_YOUR OBJECTIVE_: Write back every line of the listing exactly, excluding images.

_GIVEN INFORMATION_:
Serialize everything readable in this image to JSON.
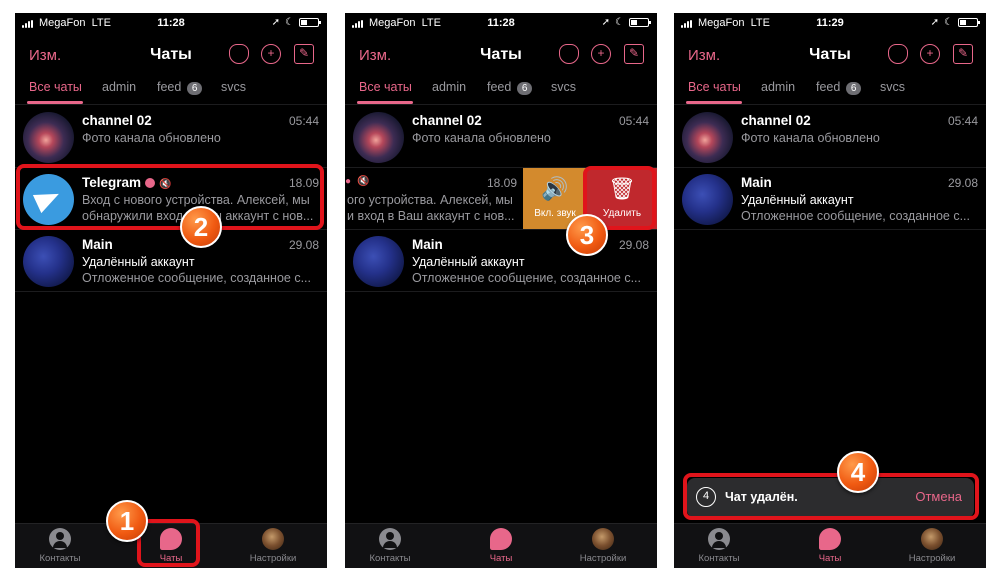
{
  "screens": [
    {
      "status": {
        "carrier": "MegaFon",
        "network": "LTE",
        "time": "11:28"
      },
      "header": {
        "edit": "Изм.",
        "title": "Чаты"
      },
      "tabs": [
        {
          "label": "Все чаты",
          "active": true
        },
        {
          "label": "admin"
        },
        {
          "label": "feed",
          "badge": "6"
        },
        {
          "label": "svcs"
        }
      ],
      "chats": [
        {
          "name": "channel 02",
          "time": "05:44",
          "line1": "Фото канала обновлено",
          "line2": ""
        },
        {
          "name": "Telegram",
          "time": "18.09",
          "line1": "Вход с нового устройства. Алексей, мы",
          "line2": "обнаружили вход в Ваш аккаунт с нов..."
        },
        {
          "name": "Main",
          "time": "29.08",
          "line1": "Удалённый аккаунт",
          "line2": "Отложенное сообщение, созданное с..."
        }
      ],
      "tabbar": [
        {
          "label": "Контакты",
          "icon": "person-icon"
        },
        {
          "label": "Чаты",
          "icon": "chats-icon",
          "active": true
        },
        {
          "label": "Настройки",
          "icon": "settings-avatar-icon"
        }
      ]
    },
    {
      "status": {
        "carrier": "MegaFon",
        "network": "LTE",
        "time": "11:28"
      },
      "header": {
        "edit": "Изм.",
        "title": "Чаты"
      },
      "tabs": [
        {
          "label": "Все чаты",
          "active": true
        },
        {
          "label": "admin"
        },
        {
          "label": "feed",
          "badge": "6"
        },
        {
          "label": "svcs"
        }
      ],
      "chats": [
        {
          "name": "channel 02",
          "time": "05:44",
          "line1": "Фото канала обновлено",
          "line2": ""
        },
        {
          "name": "",
          "time": "18.09",
          "line1": "ого устройства. Алексей, мы",
          "line2": "и вход в Ваш аккаунт с нов..."
        },
        {
          "name": "Main",
          "time": "29.08",
          "line1": "Удалённый аккаунт",
          "line2": "Отложенное сообщение, созданное с..."
        }
      ],
      "swipe_actions": [
        {
          "label": "Вкл. звук",
          "icon": "speaker-icon",
          "color": "#d38a2d"
        },
        {
          "label": "Удалить",
          "icon": "trash-icon",
          "color": "#c0282d"
        }
      ],
      "tabbar": [
        {
          "label": "Контакты",
          "icon": "person-icon"
        },
        {
          "label": "Чаты",
          "icon": "chats-icon",
          "active": true
        },
        {
          "label": "Настройки",
          "icon": "settings-avatar-icon"
        }
      ]
    },
    {
      "status": {
        "carrier": "MegaFon",
        "network": "LTE",
        "time": "11:29"
      },
      "header": {
        "edit": "Изм.",
        "title": "Чаты"
      },
      "tabs": [
        {
          "label": "Все чаты",
          "active": true
        },
        {
          "label": "admin"
        },
        {
          "label": "feed",
          "badge": "6"
        },
        {
          "label": "svcs"
        }
      ],
      "chats": [
        {
          "name": "channel 02",
          "time": "05:44",
          "line1": "Фото канала обновлено",
          "line2": ""
        },
        {
          "name": "Main",
          "time": "29.08",
          "line1": "Удалённый аккаунт",
          "line2": "Отложенное сообщение, созданное с..."
        }
      ],
      "toast": {
        "count": "4",
        "text": "Чат удалён.",
        "action": "Отмена"
      },
      "tabbar": [
        {
          "label": "Контакты",
          "icon": "person-icon"
        },
        {
          "label": "Чаты",
          "icon": "chats-icon",
          "active": true
        },
        {
          "label": "Настройки",
          "icon": "settings-avatar-icon"
        }
      ]
    }
  ],
  "markers": [
    "1",
    "2",
    "3",
    "4"
  ],
  "colors": {
    "accent": "#e8678a",
    "highlight": "#e0141b",
    "marker": "#f05a12"
  }
}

_SOLUTION FOR THIS PROBLEM_:
Serialize everything readable in this image to JSON.
{
  "screens": [
    {
      "status": {
        "carrier": "MegaFon",
        "network": "LTE",
        "time": "11:28"
      },
      "header": {
        "edit": "Изм.",
        "title": "Чаты"
      },
      "tabs": [
        {
          "label": "Все чаты",
          "active": true
        },
        {
          "label": "admin"
        },
        {
          "label": "feed",
          "badge": "6"
        },
        {
          "label": "svcs"
        }
      ],
      "chats": [
        {
          "name": "channel 02",
          "time": "05:44",
          "line1": "Фото канала обновлено",
          "line2": ""
        },
        {
          "name": "Telegram",
          "time": "18.09",
          "line1": "Вход с нового устройства. Алексей, мы",
          "line2": "обнаружили вход в Ваш аккаунт с нов..."
        },
        {
          "name": "Main",
          "time": "29.08",
          "line1": "Удалённый аккаунт",
          "line2": "Отложенное сообщение, созданное с..."
        }
      ],
      "tabbar": [
        {
          "label": "Контакты",
          "icon": "person-icon"
        },
        {
          "label": "Чаты",
          "icon": "chats-icon",
          "active": true
        },
        {
          "label": "Настройки",
          "icon": "settings-avatar-icon"
        }
      ]
    },
    {
      "status": {
        "carrier": "MegaFon",
        "network": "LTE",
        "time": "11:28"
      },
      "header": {
        "edit": "Изм.",
        "title": "Чаты"
      },
      "tabs": [
        {
          "label": "Все чаты",
          "active": true
        },
        {
          "label": "admin"
        },
        {
          "label": "feed",
          "badge": "6"
        },
        {
          "label": "svcs"
        }
      ],
      "chats": [
        {
          "name": "channel 02",
          "time": "05:44",
          "line1": "Фото канала обновлено",
          "line2": ""
        },
        {
          "name": "",
          "time": "18.09",
          "line1": "ого устройства. Алексей, мы",
          "line2": "и вход в Ваш аккаунт с нов..."
        },
        {
          "name": "Main",
          "time": "29.08",
          "line1": "Удалённый аккаунт",
          "line2": "Отложенное сообщение, созданное с..."
        }
      ],
      "swipe_actions": [
        {
          "label": "Вкл. звук",
          "icon": "speaker-icon",
          "color": "#d38a2d"
        },
        {
          "label": "Удалить",
          "icon": "trash-icon",
          "color": "#c0282d"
        }
      ],
      "tabbar": [
        {
          "label": "Контакты",
          "icon": "person-icon"
        },
        {
          "label": "Чаты",
          "icon": "chats-icon",
          "active": true
        },
        {
          "label": "Настройки",
          "icon": "settings-avatar-icon"
        }
      ]
    },
    {
      "status": {
        "carrier": "MegaFon",
        "network": "LTE",
        "time": "11:29"
      },
      "header": {
        "edit": "Изм.",
        "title": "Чаты"
      },
      "tabs": [
        {
          "label": "Все чаты",
          "active": true
        },
        {
          "label": "admin"
        },
        {
          "label": "feed",
          "badge": "6"
        },
        {
          "label": "svcs"
        }
      ],
      "chats": [
        {
          "name": "channel 02",
          "time": "05:44",
          "line1": "Фото канала обновлено",
          "line2": ""
        },
        {
          "name": "Main",
          "time": "29.08",
          "line1": "Удалённый аккаунт",
          "line2": "Отложенное сообщение, созданное с..."
        }
      ],
      "toast": {
        "count": "4",
        "text": "Чат удалён.",
        "action": "Отмена"
      },
      "tabbar": [
        {
          "label": "Контакты",
          "icon": "person-icon"
        },
        {
          "label": "Чаты",
          "icon": "chats-icon",
          "active": true
        },
        {
          "label": "Настройки",
          "icon": "settings-avatar-icon"
        }
      ]
    }
  ],
  "markers": [
    "1",
    "2",
    "3",
    "4"
  ],
  "colors": {
    "accent": "#e8678a",
    "highlight": "#e0141b",
    "marker": "#f05a12"
  }
}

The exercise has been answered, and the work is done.